Speaker Whit Mitchell arranged YALI Fellows around the room in a continuum of their strengths and helped them better understand what those strengths are. Photo by May Nguyen '18.

As the class began, we started off with a paper game for which we were all given 6 simple instructions on what to do with the paper. You will not believe that all of us yielded different turnouts. ALL! That made me realize that people interpret instructions very differently. I mean, here I was with arguably some of the brightest people in Africa and we all produced different results!

It made me reflect on instructions given to my staff and how, more often than not, results produced were usually different. Was I communicating wrongly? Did I understand their behaviors? Did I make it clear to them how I wanted to be communicated to and vice versa?

As I reflect on these questions and more throughout the YALI program, I will work on understanding my strengths and weaknesses more to be a better leader, mentor, child and friend. This, I believe will keep pushing me in the right direction.

Hyasintha Ntuyeko
2015 Dartmouth Mandela Washington Fellow
Founder and Managing Director, Kasole Secrets

I would never have thought that knowing my personal weaknesses and strengths is a key factor for honing my leadership skills, until I attended the leadership session, “Uncovering Your Strengths” at the Rockefeller Center at Dartmouth with Whit Mitchell. It has been a challenging experience to uncover my weaknesses; it made me reflect seriously on myself and hence thinking of better ways to work on weaknesses that I can fix while finding good ways to accommodate those weaknesses that I can’t fix. I realized if you don’t really know yourself in the context of strengths and weaknesses, it is hard to utilize the potential you have and even harder to work with other people.

After being told a uniform set of 6 simple instructions for a white sheet of paper, the YALI Fellows discover a wide range of interpretations and outcomes. Photo by May Nguyen '18.

The leadership session with Whit Mitchel made me think about the many times I missed wonderful opportunities just because I didn’t understand where my strengths were and what kind of team players I really needed to work with to complement my weaknesses. How many times have I wrongly communicated with my team members and hence limited their potential and affected their performance just because I didn’t understand what works best for them? How many times have my team members and stakeholders limited my potential and performance just because they didn’t understand what works best for me?

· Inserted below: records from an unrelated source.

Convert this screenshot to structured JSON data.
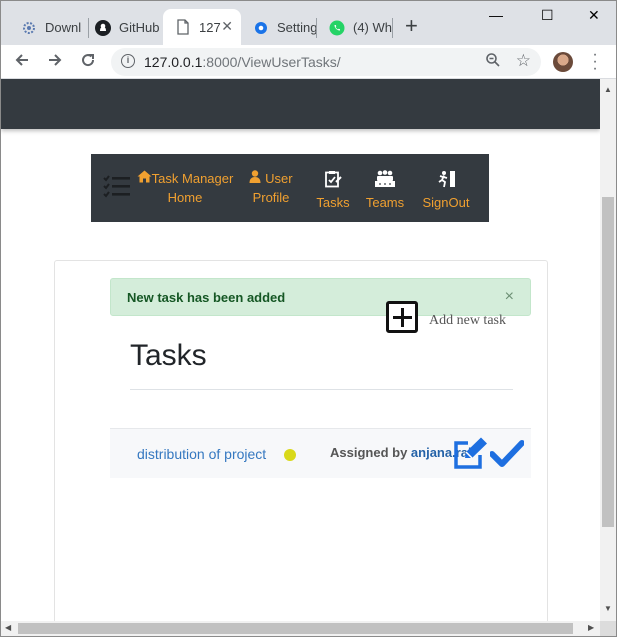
{
  "browser": {
    "tabs": [
      {
        "label": "Downl",
        "icon": "download-gear-icon",
        "active": false
      },
      {
        "label": "GitHub",
        "icon": "github-icon",
        "active": false
      },
      {
        "label": "127",
        "icon": "page-icon",
        "active": true
      },
      {
        "label": "Setting",
        "icon": "settings-gear-icon",
        "active": false
      },
      {
        "label": "(4) Wh",
        "icon": "whatsapp-icon",
        "active": false
      }
    ],
    "new_tab": "+",
    "window_controls": {
      "minimize": "—",
      "maximize": "☐",
      "close": "✕"
    },
    "address": {
      "host": "127.0.0.1",
      "rest": ":8000/ViewUserTasks/"
    }
  },
  "navbar": {
    "items": [
      {
        "line1": "Task Manager",
        "line2": "Home",
        "icon": "home-icon"
      },
      {
        "line1": "User",
        "line2": "Profile",
        "icon": "user-icon"
      },
      {
        "line1": "",
        "line2": "Tasks",
        "icon": "task-clipboard-icon"
      },
      {
        "line1": "",
        "line2": "Teams",
        "icon": "team-icon"
      },
      {
        "line1": "",
        "line2": "SignOut",
        "icon": "signout-icon"
      }
    ]
  },
  "alert": {
    "message": "New task has been added",
    "close": "×"
  },
  "add_task": {
    "label": "Add new task"
  },
  "page": {
    "title": "Tasks"
  },
  "tasks": [
    {
      "name": "distribution of project",
      "status_color": "#d9d91a",
      "assigned_prefix": "Assigned by",
      "assigned_by": "anjana.rai"
    }
  ],
  "colors": {
    "accent": "#f0a030",
    "navbar_bg": "#343a40",
    "alert_bg": "#d4edda",
    "link": "#3578c0",
    "action_blue": "#1e6fe0"
  }
}
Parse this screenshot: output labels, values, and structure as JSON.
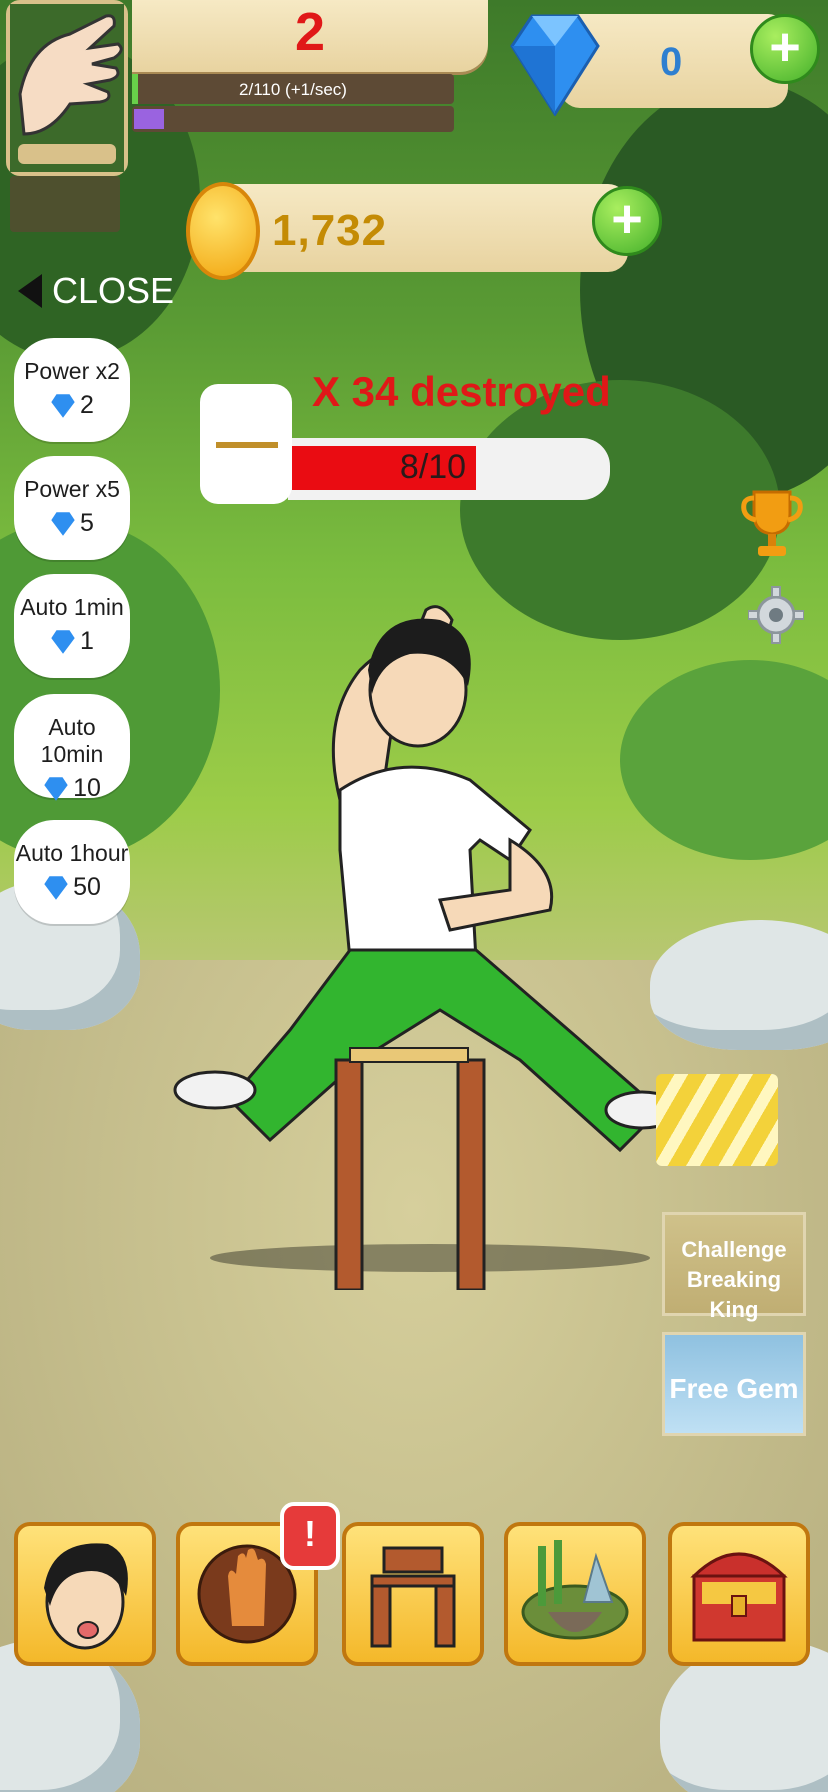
{
  "player": {
    "level": "2",
    "xp_text": "2/110 (+1/sec)",
    "xp_progress": 0.02
  },
  "currency": {
    "gems": "0",
    "coins": "1,732"
  },
  "close_label": "CLOSE",
  "powerups": [
    {
      "label": "Power x2",
      "cost": "2"
    },
    {
      "label": "Power x5",
      "cost": "5"
    },
    {
      "label": "Auto 1min",
      "cost": "1"
    },
    {
      "label": "Auto 10min",
      "cost": "10"
    },
    {
      "label": "Auto 1hour",
      "cost": "50"
    }
  ],
  "target": {
    "destroyed_text": "X 34 destroyed",
    "progress_text": "8/10",
    "progress": 0.8
  },
  "side": {
    "challenge_label": "Challenge Breaking King",
    "free_gem_label": "Free Gem"
  },
  "bottom_nav": {
    "alert_badge": "!",
    "items": [
      "character",
      "skills",
      "board",
      "world",
      "treasure"
    ]
  },
  "icons": [
    "hand-icon",
    "diamond-icon",
    "coin-icon",
    "plus-icon",
    "trophy-icon",
    "gear-icon",
    "gold-bars-icon"
  ],
  "colors": {
    "level": "#e01818",
    "progress_fill": "#ea0c12",
    "plus_button": "#43b02a",
    "gem": "#2e7fd0"
  }
}
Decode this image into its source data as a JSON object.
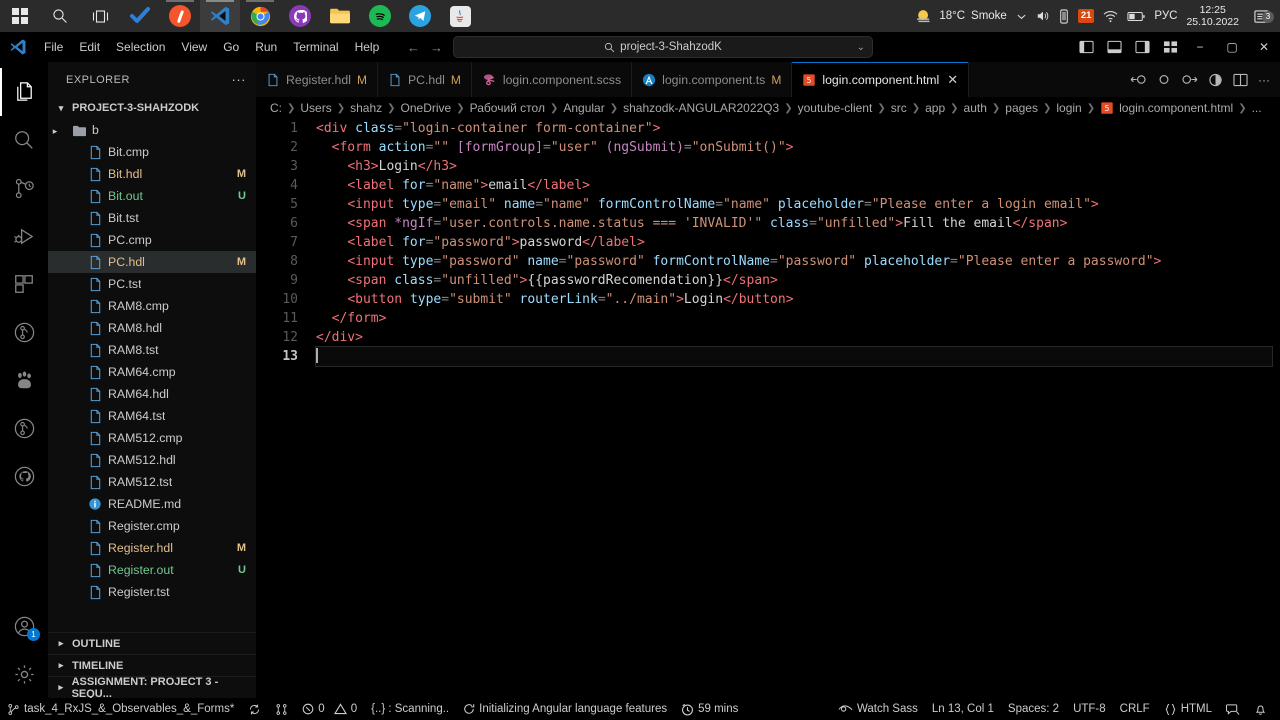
{
  "taskbar": {
    "apps": [
      {
        "name": "start-button",
        "icon": "windows-logo"
      },
      {
        "name": "search",
        "icon": "search-icon"
      },
      {
        "name": "task-view",
        "icon": "task-view-icon"
      },
      {
        "name": "todoist",
        "icon": "checkmark-icon"
      },
      {
        "name": "webstorm",
        "icon": "circle-app-icon"
      },
      {
        "name": "vscode",
        "icon": "vscode-icon"
      },
      {
        "name": "chrome",
        "icon": "chrome-icon"
      },
      {
        "name": "github-desktop",
        "icon": "github-icon"
      },
      {
        "name": "file-explorer",
        "icon": "folder-icon"
      },
      {
        "name": "spotify",
        "icon": "spotify-icon"
      },
      {
        "name": "telegram",
        "icon": "telegram-icon"
      },
      {
        "name": "java-app",
        "icon": "java-icon"
      }
    ],
    "tray": {
      "weather_temp": "18°C",
      "weather_desc": "Smoke",
      "chevron": "⌄",
      "volume_icon": "speaker-icon",
      "battery_saver_icon": "battery-icon",
      "update_badge": "21",
      "wifi_icon": "wifi-icon",
      "power_icon": "battery-status-icon",
      "language": "РУС",
      "time": "12:25",
      "date": "25.10.2022",
      "notification_count": "3"
    }
  },
  "titlebar": {
    "logo": "vscode-logo-icon",
    "menu": [
      "File",
      "Edit",
      "Selection",
      "View",
      "Go",
      "Run",
      "Terminal",
      "Help"
    ],
    "back_icon": "arrow-left-icon",
    "forward_icon": "arrow-right-icon",
    "search_value": "project-3-ShahzodK",
    "search_icon": "search-icon",
    "chevron": "⌄",
    "layout_icons": [
      "panel-left-icon",
      "panel-bottom-icon",
      "panel-right-icon",
      "layout-grid-icon"
    ],
    "minimize": "−",
    "maximize": "▢",
    "close": "✕"
  },
  "activitybar": {
    "items": [
      {
        "name": "explorer",
        "icon": "files-icon",
        "active": true
      },
      {
        "name": "search",
        "icon": "search-icon",
        "active": false
      },
      {
        "name": "source-control",
        "icon": "source-control-icon",
        "active": false
      },
      {
        "name": "run-debug",
        "icon": "debug-icon",
        "active": false
      },
      {
        "name": "extensions",
        "icon": "extensions-icon",
        "active": false
      },
      {
        "name": "gitlens",
        "icon": "gitlens-icon",
        "active": false
      },
      {
        "name": "baidu",
        "icon": "paw-icon",
        "active": false
      },
      {
        "name": "git-graph",
        "icon": "git-branch-icon",
        "active": false
      },
      {
        "name": "github",
        "icon": "github-icon",
        "active": false
      }
    ],
    "accounts_icon": "account-icon",
    "accounts_badge": "1",
    "settings_icon": "gear-icon"
  },
  "sidebar": {
    "title": "EXPLORER",
    "more_actions": "···",
    "root_label": "PROJECT-3-SHAHZODK",
    "files": [
      {
        "label": "b",
        "type": "folder",
        "badge": "",
        "selected": false,
        "color": "normal"
      },
      {
        "label": "Bit.cmp",
        "type": "file",
        "badge": "",
        "selected": false,
        "color": "normal"
      },
      {
        "label": "Bit.hdl",
        "type": "file",
        "badge": "M",
        "selected": false,
        "color": "modified"
      },
      {
        "label": "Bit.out",
        "type": "file",
        "badge": "U",
        "selected": false,
        "color": "untracked"
      },
      {
        "label": "Bit.tst",
        "type": "file",
        "badge": "",
        "selected": false,
        "color": "normal"
      },
      {
        "label": "PC.cmp",
        "type": "file",
        "badge": "",
        "selected": false,
        "color": "normal"
      },
      {
        "label": "PC.hdl",
        "type": "file",
        "badge": "M",
        "selected": true,
        "color": "modified"
      },
      {
        "label": "PC.tst",
        "type": "file",
        "badge": "",
        "selected": false,
        "color": "normal"
      },
      {
        "label": "RAM8.cmp",
        "type": "file",
        "badge": "",
        "selected": false,
        "color": "normal"
      },
      {
        "label": "RAM8.hdl",
        "type": "file",
        "badge": "",
        "selected": false,
        "color": "normal"
      },
      {
        "label": "RAM8.tst",
        "type": "file",
        "badge": "",
        "selected": false,
        "color": "normal"
      },
      {
        "label": "RAM64.cmp",
        "type": "file",
        "badge": "",
        "selected": false,
        "color": "normal"
      },
      {
        "label": "RAM64.hdl",
        "type": "file",
        "badge": "",
        "selected": false,
        "color": "normal"
      },
      {
        "label": "RAM64.tst",
        "type": "file",
        "badge": "",
        "selected": false,
        "color": "normal"
      },
      {
        "label": "RAM512.cmp",
        "type": "file",
        "badge": "",
        "selected": false,
        "color": "normal"
      },
      {
        "label": "RAM512.hdl",
        "type": "file",
        "badge": "",
        "selected": false,
        "color": "normal"
      },
      {
        "label": "RAM512.tst",
        "type": "file",
        "badge": "",
        "selected": false,
        "color": "normal"
      },
      {
        "label": "README.md",
        "type": "info",
        "badge": "",
        "selected": false,
        "color": "normal"
      },
      {
        "label": "Register.cmp",
        "type": "file",
        "badge": "",
        "selected": false,
        "color": "normal"
      },
      {
        "label": "Register.hdl",
        "type": "file",
        "badge": "M",
        "selected": false,
        "color": "modified"
      },
      {
        "label": "Register.out",
        "type": "file",
        "badge": "U",
        "selected": false,
        "color": "untracked"
      },
      {
        "label": "Register.tst",
        "type": "file",
        "badge": "",
        "selected": false,
        "color": "normal"
      }
    ],
    "bottom_sections": [
      "OUTLINE",
      "TIMELINE",
      "ASSIGNMENT: PROJECT 3 - SEQU..."
    ]
  },
  "tabs": {
    "items": [
      {
        "label": "Register.hdl",
        "badge": "M",
        "icon": "file-icon",
        "active": false,
        "close": ""
      },
      {
        "label": "PC.hdl",
        "badge": "M",
        "icon": "file-icon",
        "active": false,
        "close": ""
      },
      {
        "label": "login.component.scss",
        "badge": "",
        "icon": "sass-icon",
        "active": false,
        "close": ""
      },
      {
        "label": "login.component.ts",
        "badge": "M",
        "icon": "angular-icon",
        "active": false,
        "close": ""
      },
      {
        "label": "login.component.html",
        "badge": "",
        "icon": "html-icon",
        "active": true,
        "close": "✕"
      }
    ],
    "actions": [
      "compare-icon",
      "prev-change-icon",
      "next-change-icon",
      "split-diff-icon",
      "split-editor-icon",
      "more-actions-icon"
    ]
  },
  "breadcrumb": {
    "parts": [
      "C:",
      "Users",
      "shahz",
      "OneDrive",
      "Рабочий стол",
      "Angular",
      "shahzodk-ANGULAR2022Q3",
      "youtube-client",
      "src",
      "app",
      "auth",
      "pages",
      "login"
    ],
    "file": "login.component.html",
    "trailing": "..."
  },
  "editor": {
    "line_numbers": [
      "1",
      "2",
      "3",
      "4",
      "5",
      "6",
      "7",
      "8",
      "9",
      "10",
      "11",
      "12",
      "13"
    ],
    "current_line": 13,
    "lines": [
      "<div class=\"login-container form-container\">",
      "  <form action=\"\" [formGroup]=\"user\" (ngSubmit)=\"onSubmit()\">",
      "    <h3>Login</h3>",
      "    <label for=\"name\">email</label>",
      "    <input type=\"email\" name=\"name\" formControlName=\"name\" placeholder=\"Please enter a login email\">",
      "    <span *ngIf=\"user.controls.name.status === 'INVALID'\" class=\"unfilled\">Fill the email</span>",
      "    <label for=\"password\">password</label>",
      "    <input type=\"password\" name=\"password\" formControlName=\"password\" placeholder=\"Please enter a password\">",
      "    <span class=\"unfilled\">{{passwordRecomendation}}</span>",
      "    <button type=\"submit\" routerLink=\"../main\">Login</button>",
      "  </form>",
      "</div>",
      ""
    ]
  },
  "statusbar": {
    "branch_icon": "source-control-icon",
    "branch": "task_4_RxJS_&_Observables_&_Forms*",
    "sync_icon": "sync-icon",
    "split_icon": "git-compare-icon",
    "errors_icon": "error-icon",
    "errors": "0",
    "warnings_icon": "warning-icon",
    "warnings": "0",
    "scanning": "{..} : Scanning..",
    "angular_icon": "loading-icon",
    "angular": "Initializing Angular language features",
    "clock_icon": "clock-icon",
    "time_tracked": "59 mins",
    "watch_sass_icon": "eye-icon",
    "watch_sass": "Watch Sass",
    "cursor_position": "Ln 13, Col 1",
    "indentation": "Spaces: 2",
    "encoding": "UTF-8",
    "eol": "CRLF",
    "language_icon": "braces-icon",
    "language": "HTML",
    "feedback_icon": "feedback-icon",
    "bell_icon": "bell-icon"
  },
  "colors": {
    "accent": "#0078d4",
    "modified": "#e2c08d",
    "untracked": "#73c991",
    "tag": "#f07178",
    "attribute": "#9cdcfe",
    "string": "#ce9178"
  }
}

It is not too late for me to fix it and make use of my leadership experience at the Rockefeller Center. It is necessary to uncover your strengths and weaknesses, but it is also very important to accept your weaknesses so that you can give better chances to play your game well. Not knowing or accepting your weaknesses is the same as boarding a wrong bus and continuing to hope that you will reach your desired destination.

-Written by Chioma Agha, a 2015 Dartmouth Mandela Washington Fellow from Uganda, and Hyasintha Ntuyeko, a 2015 Dartmouth Mandela Washington Fellow from Tanzania. 

The Nelson A. Rockefeller Center for Public Policy and the Social Sciences